(Exercise instructions):
Keep only the lines of the data below that contain "false", and copy them.

#### The data

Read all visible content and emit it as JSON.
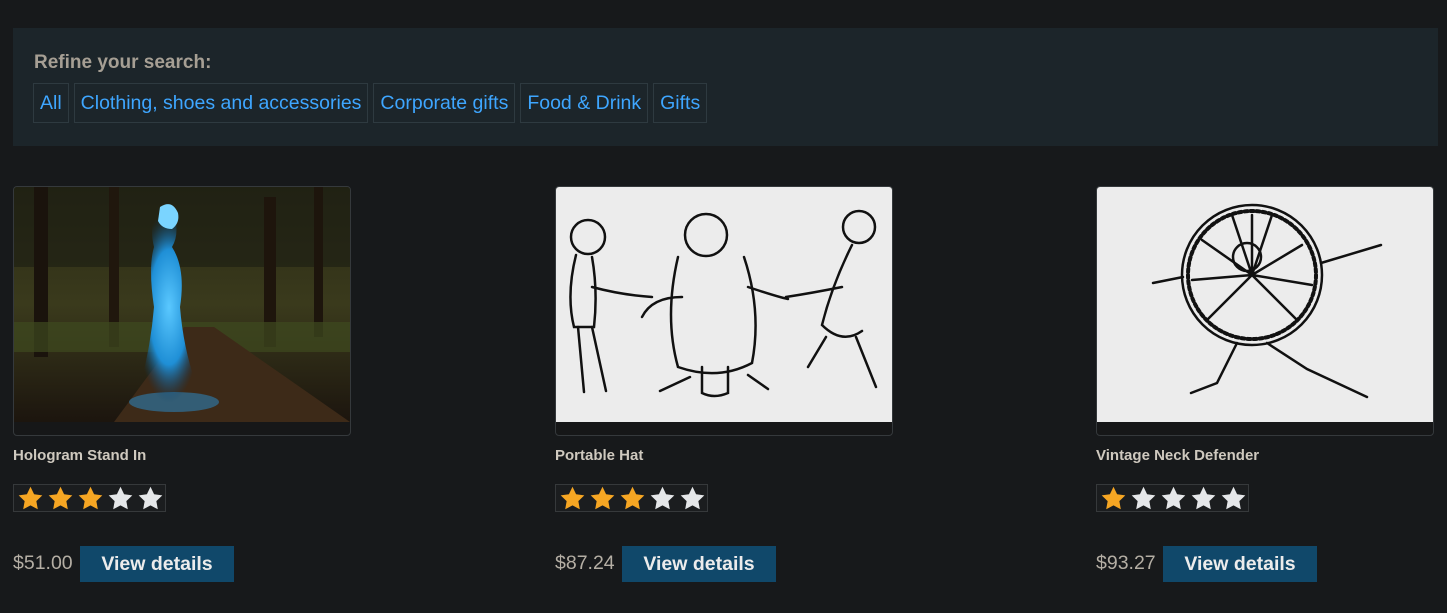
{
  "filters": {
    "title": "Refine your search:",
    "links": [
      "All",
      "Clothing, shoes and accessories",
      "Corporate gifts",
      "Food & Drink",
      "Gifts"
    ]
  },
  "products": [
    {
      "name": "Hologram Stand In",
      "rating": 3,
      "max_rating": 5,
      "price": "$51.00",
      "button_label": "View details"
    },
    {
      "name": "Portable Hat",
      "rating": 3,
      "max_rating": 5,
      "price": "$87.24",
      "button_label": "View details"
    },
    {
      "name": "Vintage Neck Defender",
      "rating": 1,
      "max_rating": 5,
      "price": "$93.27",
      "button_label": "View details"
    }
  ],
  "colors": {
    "background": "#17191b",
    "panel": "#1c252a",
    "link": "#3ea6ff",
    "button": "#10486a",
    "star_filled": "#f6a623",
    "star_empty": "#e5e7e9"
  }
}
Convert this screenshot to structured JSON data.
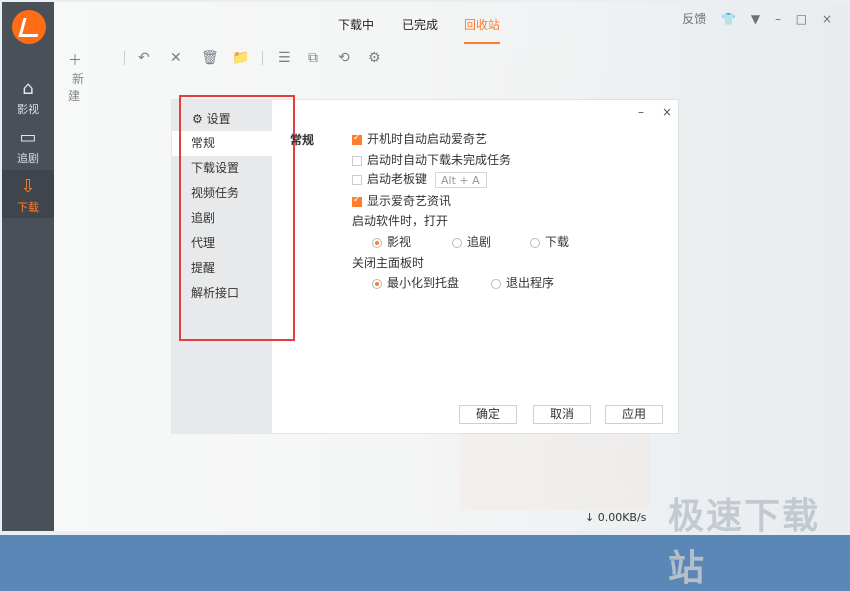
{
  "app": {
    "title": "爱奇艺",
    "colors": {
      "accent": "#ff7e2d",
      "nav": "#4a5058",
      "highlight": "#e53d3d"
    }
  },
  "nav": [
    {
      "label": "影视",
      "icon": "home-icon"
    },
    {
      "label": "追剧",
      "icon": "tv-icon"
    },
    {
      "label": "下载",
      "icon": "download-icon"
    }
  ],
  "tabs": [
    "下载中",
    "已完成",
    "回收站"
  ],
  "header_actions": [
    "反馈",
    "衣服",
    "▼",
    "–",
    "□",
    "×"
  ],
  "toolbar": {
    "new_label": "新建",
    "icons": [
      "plus-icon",
      "undo-icon",
      "close-icon",
      "trash-icon",
      "folder-icon",
      "list-icon",
      "copy-icon",
      "refresh-icon",
      "gear-icon"
    ]
  },
  "status": {
    "speed": "↓ 0.00KB/s",
    "watermark": "极速下载站"
  },
  "dialog": {
    "title": "设置",
    "controls": [
      "–",
      "×"
    ],
    "sidebar": [
      "常规",
      "下载设置",
      "视频任务",
      "追剧",
      "代理",
      "提醒",
      "解析接口"
    ],
    "content_title": "常规",
    "options": [
      {
        "label": "开机时自动启动爱奇艺",
        "checked": true
      },
      {
        "label": "启动时自动下载未完成任务",
        "checked": false
      },
      {
        "label": "启动老板键",
        "checked": false,
        "hotkey": "Alt + A"
      },
      {
        "label": "显示爱奇艺资讯",
        "checked": true
      }
    ],
    "startup_label": "启动软件时，打开",
    "startup_options": [
      {
        "label": "影视",
        "selected": true
      },
      {
        "label": "追剧",
        "selected": false
      },
      {
        "label": "下载",
        "selected": false
      }
    ],
    "close_label": "关闭主面板时",
    "close_options": [
      {
        "label": "最小化到托盘",
        "selected": true
      },
      {
        "label": "退出程序",
        "selected": false
      }
    ],
    "buttons": [
      "确定",
      "取消",
      "应用"
    ]
  }
}
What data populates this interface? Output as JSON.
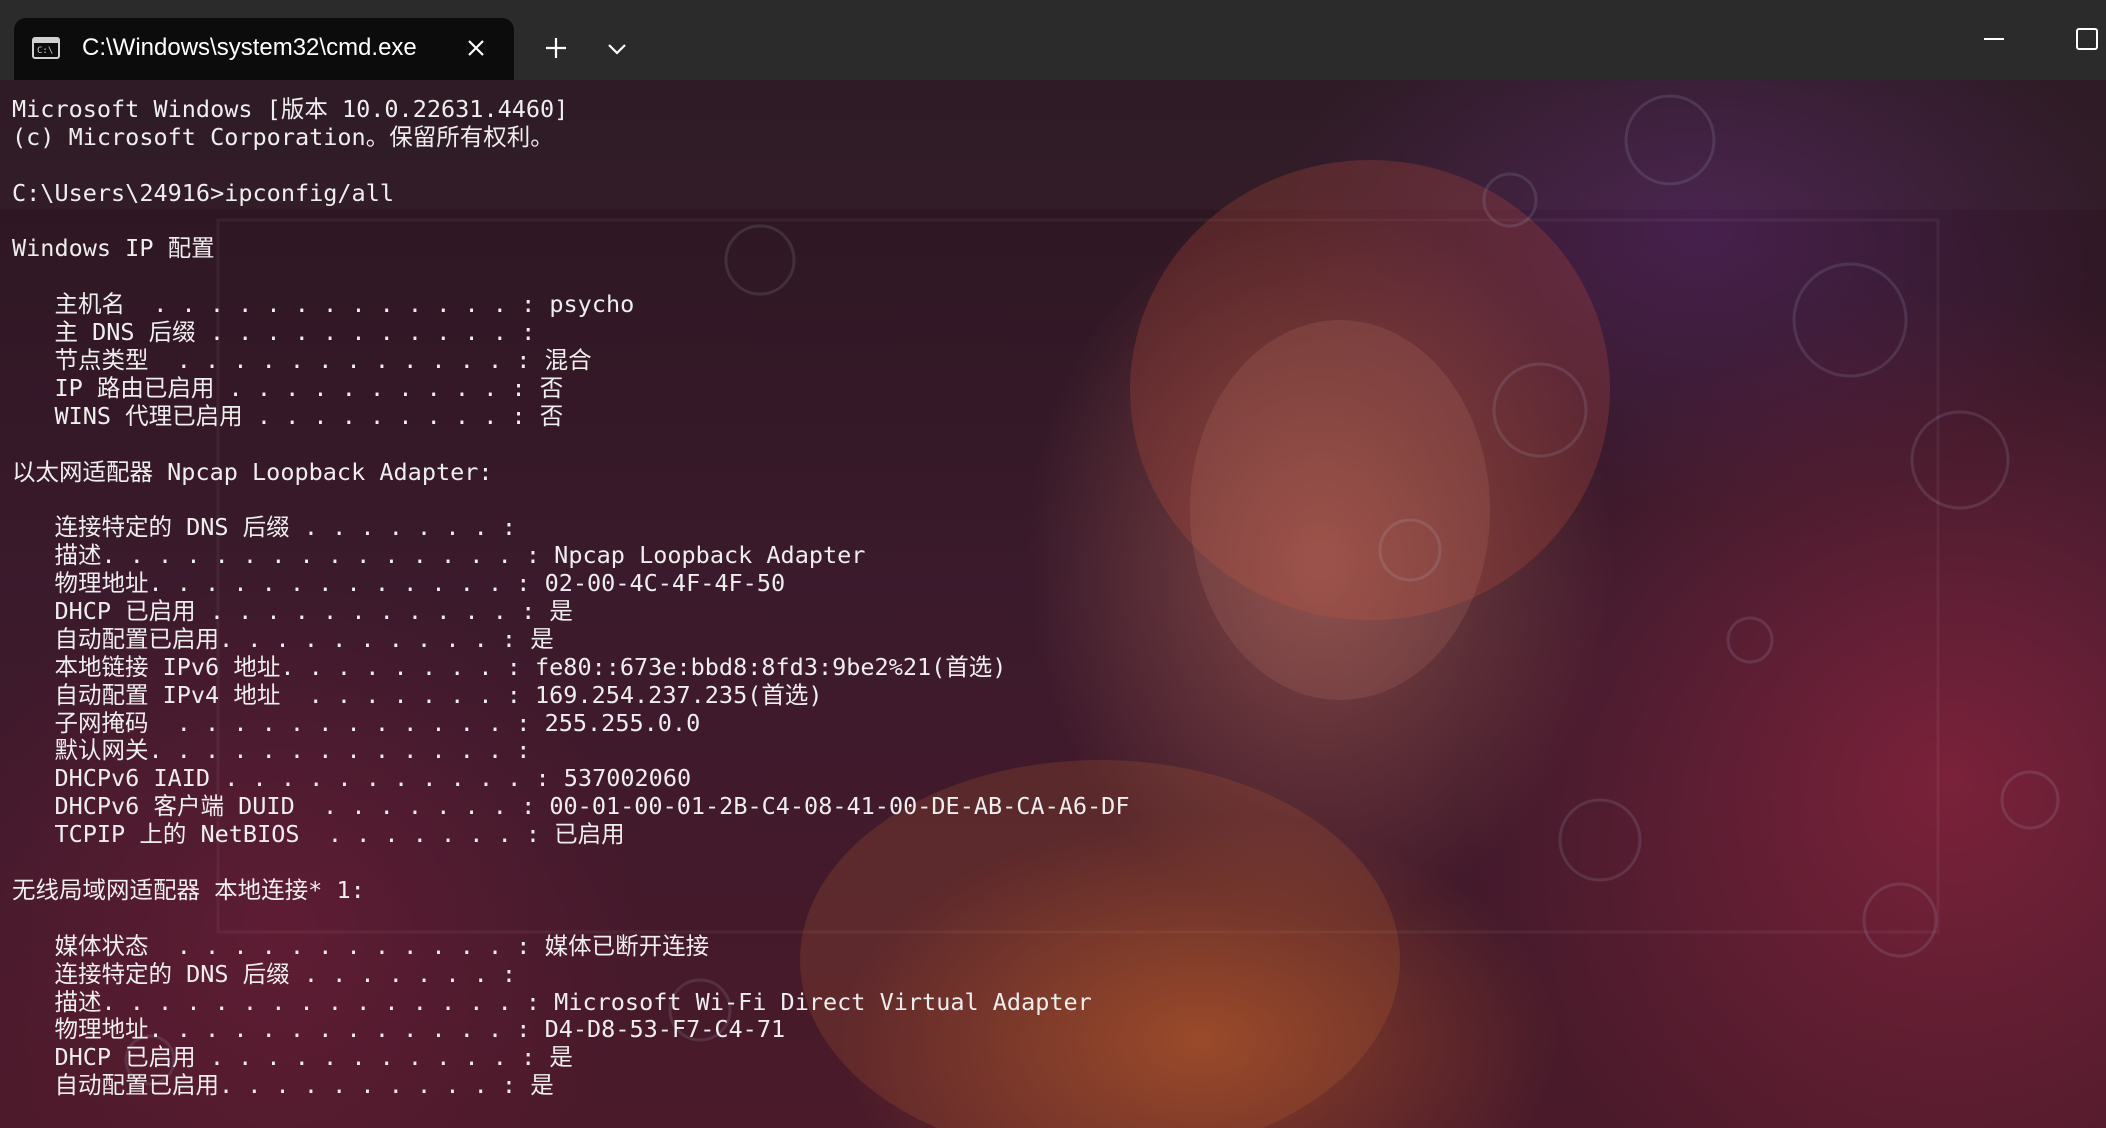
{
  "window": {
    "tab_title": "C:\\Windows\\system32\\cmd.exe",
    "tab_icon": "terminal-icon",
    "close_icon": "close-icon",
    "new_tab_icon": "plus-icon",
    "dropdown_icon": "chevron-down-icon",
    "minimize_icon": "minimize-icon",
    "maximize_icon": "maximize-icon"
  },
  "colors": {
    "titlebar": "#2b2b2b",
    "tab": "#0c0c0c",
    "text": "#eeeeee"
  },
  "console": {
    "lines": [
      "Microsoft Windows [版本 10.0.22631.4460]",
      "(c) Microsoft Corporation。保留所有权利。",
      "",
      "C:\\Users\\24916>ipconfig/all",
      "",
      "Windows IP 配置",
      "",
      "   主机名  . . . . . . . . . . . . . : psycho",
      "   主 DNS 后缀 . . . . . . . . . . . :",
      "   节点类型  . . . . . . . . . . . . : 混合",
      "   IP 路由已启用 . . . . . . . . . . : 否",
      "   WINS 代理已启用 . . . . . . . . . : 否",
      "",
      "以太网适配器 Npcap Loopback Adapter:",
      "",
      "   连接特定的 DNS 后缀 . . . . . . . :",
      "   描述. . . . . . . . . . . . . . . : Npcap Loopback Adapter",
      "   物理地址. . . . . . . . . . . . . : 02-00-4C-4F-4F-50",
      "   DHCP 已启用 . . . . . . . . . . . : 是",
      "   自动配置已启用. . . . . . . . . . : 是",
      "   本地链接 IPv6 地址. . . . . . . . : fe80::673e:bbd8:8fd3:9be2%21(首选)",
      "   自动配置 IPv4 地址  . . . . . . . : 169.254.237.235(首选)",
      "   子网掩码  . . . . . . . . . . . . : 255.255.0.0",
      "   默认网关. . . . . . . . . . . . . :",
      "   DHCPv6 IAID . . . . . . . . . . . : 537002060",
      "   DHCPv6 客户端 DUID  . . . . . . . : 00-01-00-01-2B-C4-08-41-00-DE-AB-CA-A6-DF",
      "   TCPIP 上的 NetBIOS  . . . . . . . : 已启用",
      "",
      "无线局域网适配器 本地连接* 1:",
      "",
      "   媒体状态  . . . . . . . . . . . . : 媒体已断开连接",
      "   连接特定的 DNS 后缀 . . . . . . . :",
      "   描述. . . . . . . . . . . . . . . : Microsoft Wi-Fi Direct Virtual Adapter",
      "   物理地址. . . . . . . . . . . . . : D4-D8-53-F7-C4-71",
      "   DHCP 已启用 . . . . . . . . . . . : 是",
      "   自动配置已启用. . . . . . . . . . : 是"
    ]
  }
}
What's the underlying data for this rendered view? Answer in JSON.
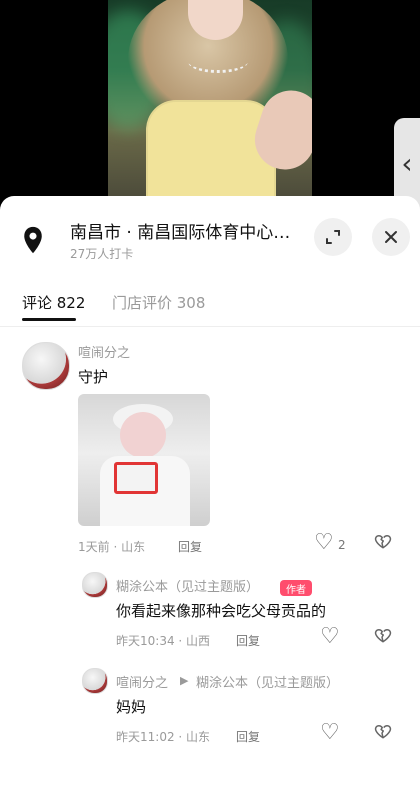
{
  "location": {
    "title": "南昌市 · 南昌国际体育中心…",
    "subtitle": "27万人打卡"
  },
  "tabs": [
    {
      "label": "评论 822",
      "active": true
    },
    {
      "label": "门店评价 308",
      "active": false
    }
  ],
  "comments": [
    {
      "author": "喧闹分之",
      "text": "守护",
      "meta": "1天前 · 山东",
      "reply_label": "回复",
      "like_count": "2",
      "icons": {
        "like": "heart-outline-icon",
        "dislike": "broken-heart-icon"
      }
    }
  ],
  "replies": [
    {
      "author": "糊涂公本（见过主题版）",
      "badge": "作者",
      "text": "你看起来像那种会吃父母贡品的",
      "meta": "昨天10:34 · 山西",
      "reply_label": "回复",
      "icons": {
        "like": "heart-outline-icon",
        "dislike": "broken-heart-icon"
      }
    },
    {
      "author": "喧闹分之",
      "reply_to": "糊涂公本（见过主题版）",
      "text": "妈妈",
      "meta": "昨天11:02 · 山东",
      "reply_label": "回复",
      "icons": {
        "like": "heart-outline-icon",
        "dislike": "broken-heart-icon"
      }
    }
  ],
  "ui": {
    "side_tab_icon": "chevron-left-icon",
    "expand_icon": "expand-icon",
    "close_icon": "close-icon",
    "location_icon": "location-pin-icon"
  }
}
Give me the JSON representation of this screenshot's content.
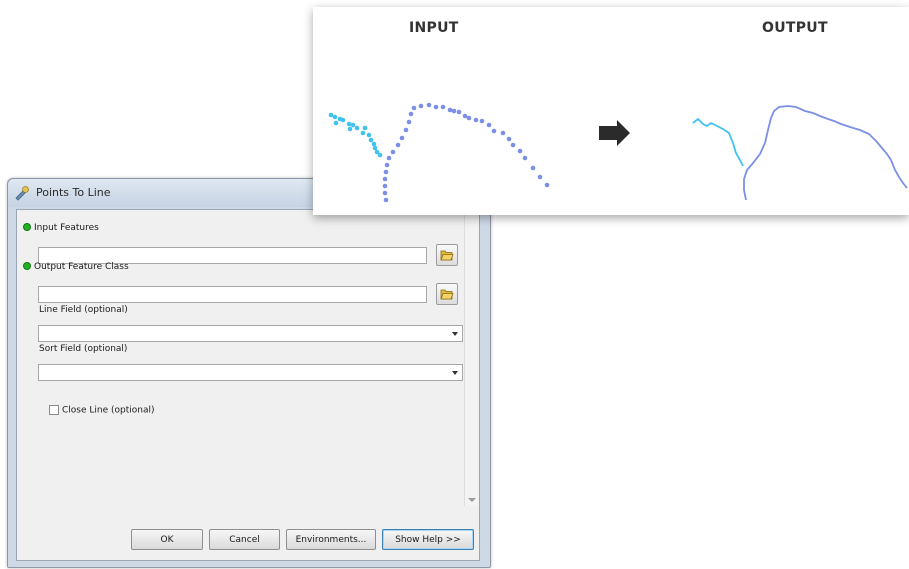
{
  "dialog": {
    "title": "Points To Line",
    "params": {
      "input_features": "Input Features",
      "output_feature_class": "Output Feature Class",
      "line_field": "Line Field (optional)",
      "sort_field": "Sort Field (optional)",
      "close_line": "Close Line (optional)"
    },
    "values": {
      "input_features": "",
      "output_feature_class": "",
      "line_field": "",
      "sort_field": ""
    },
    "close_line_checked": false,
    "buttons": {
      "ok": "OK",
      "cancel": "Cancel",
      "environments": "Environments...",
      "show_help": "Show Help >>"
    }
  },
  "diagram": {
    "input_heading": "INPUT",
    "output_heading": "OUTPUT",
    "colors": {
      "series_a": "#3fc3ee",
      "series_b": "#7b8fe6",
      "arrow": "#2b2b2b"
    },
    "arrow_icon": "right-arrow-icon"
  }
}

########

(Result of the task):
        "checked": false
        "checked": false,
        "selected": false
        "selected": false
        "selected": false
      "active": false
    "close_line_checked": false,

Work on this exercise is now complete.